    This is not only a power grab and campaign move, it’s also a HUGE affront to anyone who thinks the federal government has too much power.
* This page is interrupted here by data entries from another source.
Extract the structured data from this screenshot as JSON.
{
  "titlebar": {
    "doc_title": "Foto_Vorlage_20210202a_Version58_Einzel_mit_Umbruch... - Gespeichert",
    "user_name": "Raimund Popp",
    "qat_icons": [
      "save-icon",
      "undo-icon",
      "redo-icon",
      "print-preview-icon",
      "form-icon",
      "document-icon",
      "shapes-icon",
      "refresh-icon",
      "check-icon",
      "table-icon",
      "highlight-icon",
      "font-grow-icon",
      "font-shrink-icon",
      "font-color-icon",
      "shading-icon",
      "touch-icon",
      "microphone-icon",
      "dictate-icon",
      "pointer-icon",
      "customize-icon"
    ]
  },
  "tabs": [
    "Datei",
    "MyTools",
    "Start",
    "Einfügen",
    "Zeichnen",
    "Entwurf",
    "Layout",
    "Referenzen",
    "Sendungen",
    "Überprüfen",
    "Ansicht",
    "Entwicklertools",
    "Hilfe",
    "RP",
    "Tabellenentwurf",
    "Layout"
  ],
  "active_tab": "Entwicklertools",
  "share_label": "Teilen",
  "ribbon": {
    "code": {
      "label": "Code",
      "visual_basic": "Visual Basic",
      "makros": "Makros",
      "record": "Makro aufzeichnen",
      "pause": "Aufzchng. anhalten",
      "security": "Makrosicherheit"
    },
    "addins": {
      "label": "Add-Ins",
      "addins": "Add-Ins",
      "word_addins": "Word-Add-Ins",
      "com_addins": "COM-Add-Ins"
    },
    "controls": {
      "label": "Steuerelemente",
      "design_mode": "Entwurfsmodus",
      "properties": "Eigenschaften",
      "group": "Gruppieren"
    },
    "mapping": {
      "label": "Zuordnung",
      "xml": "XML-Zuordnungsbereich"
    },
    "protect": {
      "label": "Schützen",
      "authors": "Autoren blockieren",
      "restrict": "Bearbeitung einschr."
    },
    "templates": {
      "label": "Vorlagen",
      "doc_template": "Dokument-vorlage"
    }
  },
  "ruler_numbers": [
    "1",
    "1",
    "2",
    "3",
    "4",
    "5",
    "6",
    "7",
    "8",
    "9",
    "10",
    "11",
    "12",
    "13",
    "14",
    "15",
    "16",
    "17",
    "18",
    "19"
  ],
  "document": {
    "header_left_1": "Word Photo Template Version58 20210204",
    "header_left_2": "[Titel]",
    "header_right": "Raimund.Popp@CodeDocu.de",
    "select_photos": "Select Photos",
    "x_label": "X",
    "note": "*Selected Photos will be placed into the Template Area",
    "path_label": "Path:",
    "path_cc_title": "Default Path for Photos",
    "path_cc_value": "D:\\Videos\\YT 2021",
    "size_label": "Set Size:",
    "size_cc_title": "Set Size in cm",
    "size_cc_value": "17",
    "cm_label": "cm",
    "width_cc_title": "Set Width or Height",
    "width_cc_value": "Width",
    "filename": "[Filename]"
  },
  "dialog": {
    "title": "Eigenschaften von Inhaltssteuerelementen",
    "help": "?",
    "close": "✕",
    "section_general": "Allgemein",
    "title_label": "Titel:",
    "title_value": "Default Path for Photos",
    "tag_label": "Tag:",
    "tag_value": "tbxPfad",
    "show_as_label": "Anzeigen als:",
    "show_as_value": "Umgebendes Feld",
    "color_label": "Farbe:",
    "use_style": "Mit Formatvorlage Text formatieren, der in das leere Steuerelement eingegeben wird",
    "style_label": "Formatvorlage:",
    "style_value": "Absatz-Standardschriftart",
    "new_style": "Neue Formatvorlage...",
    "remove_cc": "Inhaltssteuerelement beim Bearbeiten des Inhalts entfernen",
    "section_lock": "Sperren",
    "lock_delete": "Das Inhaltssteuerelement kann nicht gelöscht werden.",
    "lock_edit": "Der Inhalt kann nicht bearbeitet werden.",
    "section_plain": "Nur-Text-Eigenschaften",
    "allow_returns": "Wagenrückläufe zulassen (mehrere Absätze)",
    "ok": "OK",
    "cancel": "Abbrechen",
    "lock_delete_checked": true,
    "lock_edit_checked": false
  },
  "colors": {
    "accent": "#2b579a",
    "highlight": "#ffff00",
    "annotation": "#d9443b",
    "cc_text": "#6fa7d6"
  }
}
  2. I largely agree that this is an overreach that will not stand in the light of day. There are two things I might comment on your analysis: 1) Saying that Portland is in anarchy does not imply that every square inch within the city limits is on fire. Almost 100 days of violent protests, fires in buildings occupied by innocent residents, countless legitimate businesses destroyed, with no end in sight and the protests are moving around within the city, and the city shows no sign of protecting its own citizens, I think meets a reasonable definition of anarchy in Portland; 2) When the peaceful protestors in the CHOP zone of Seattle declared that they were an autonomous state, not part of the USA, I believe the Prez would have been within his responsibilities as Prez to send in troops to return that land to the USA. If a foreign power were to attack San Diego and take over a 6 block area, put its flag up and put a wall around it, we would not have depended on the Mayor of San Diego to retake that land with the local police force.